JG: If I were another color and/or class, I would probably have been sentenced to five years in prison for my transgressions [the 2014 bank robbery] in Providence, instead of probation. I did serve my one-year sentence at Rikers, shortened by four months for good behavior. I was granted bail, but simply couldn’t afford the fifty thousand dollars. Bail reform has changed that, at least in New York City. As it turns out, the documentary that was recently finished about my adventures in crime, How to Rob Banks for Dummies, was produced in the worst climate for its subject matter. No one is interested in the travails of a privileged, male, white middle-class artist.
BLVR: What are you up to these days? Tony Oursler, the American video artist, told me you’ve been running.

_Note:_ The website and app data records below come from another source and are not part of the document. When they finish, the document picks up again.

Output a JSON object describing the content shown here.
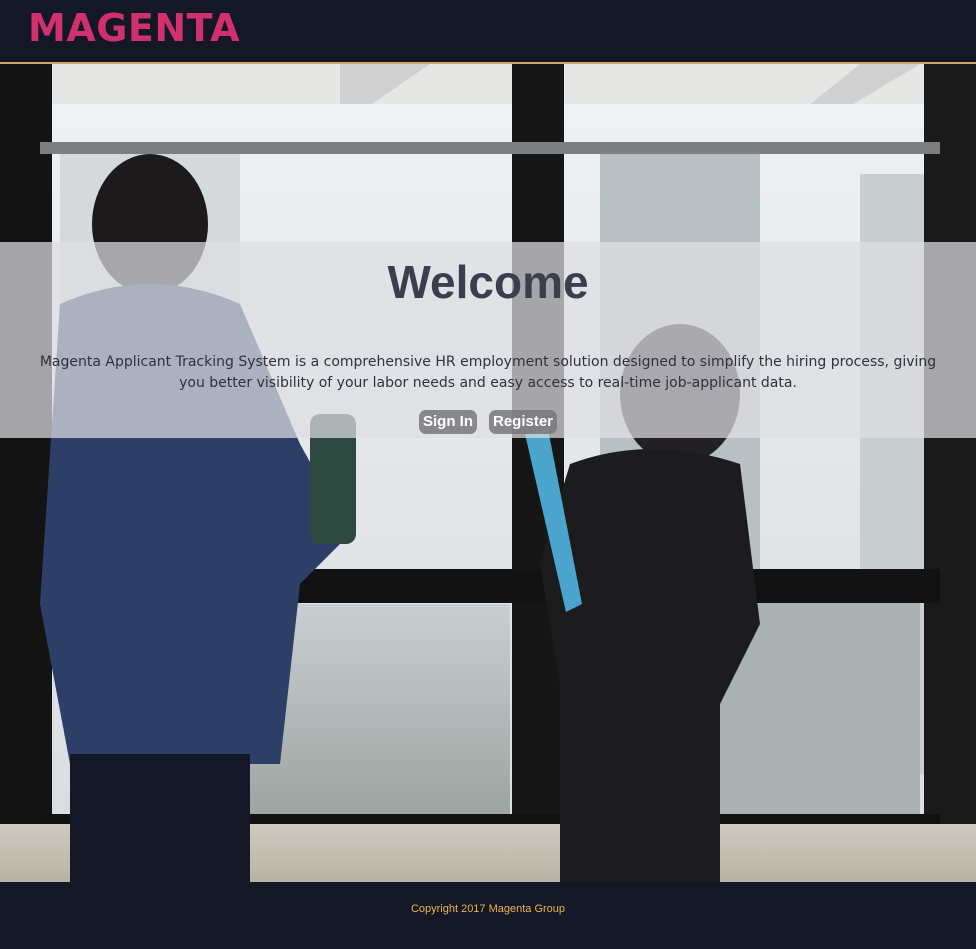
{
  "header": {
    "logo_text": "MAGENTA"
  },
  "hero": {
    "image_alt": "two-people-talking-by-office-window-photo",
    "title": "Welcome",
    "description": "Magenta Applicant Tracking System is a comprehensive HR employment solution designed to simplify the hiring process, giving you better visibility of your labor needs and easy access to real-time job-applicant data.",
    "sign_in_label": "Sign In",
    "register_label": "Register"
  },
  "footer": {
    "copyright": "Copyright 2017 Magenta Group"
  },
  "colors": {
    "brand": "#d0306d",
    "header_bg": "#131726",
    "header_border": "#c9a56a",
    "footer_text": "#e8b84a",
    "title_text": "#3b3e4e"
  }
}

JG: I have, throughout my life, gone through cycles of profound decadence alternating with extravagant sobriety. I am presently enjoying the latter. I’m a senior citizen now, so I’m doing everything I can to optimize myself so as to live long enough to complete all my unfinished projects. So I’m trying to get back to the physical condition of myself twenty years ago. I have so much more work to do, sorting through the hundreds of hours of footage I’ve recorded, and I have to be in excellent health so I can finish everything. I have about fifteen unfinished films, dating back to Doppelgänger,from 2005, featuring Tony Conrad at the Lenox Hotel in Buffalo [New York]. We shot hours of video with multiple cameras. There is a project with Tony Oursler and Tony Conrad that is unfinished, and then there are at least three video projects I shot with my wife, Deborah Meehan, that I’m very eager to get to work on. So I’ve dedicated myself to sifting and sorting through the many hours of photos, videos, and audio I’ve recorded over the years, with the goal of producing not only a comprehensive yet entertaining narrative of my recent trials and vicissitudes but also colorful episodes from the past that I was never able to present in public. As always, I see my role in society as a grand troublemaker, or “mistake maker.” I make the mistakes so others can learn from them.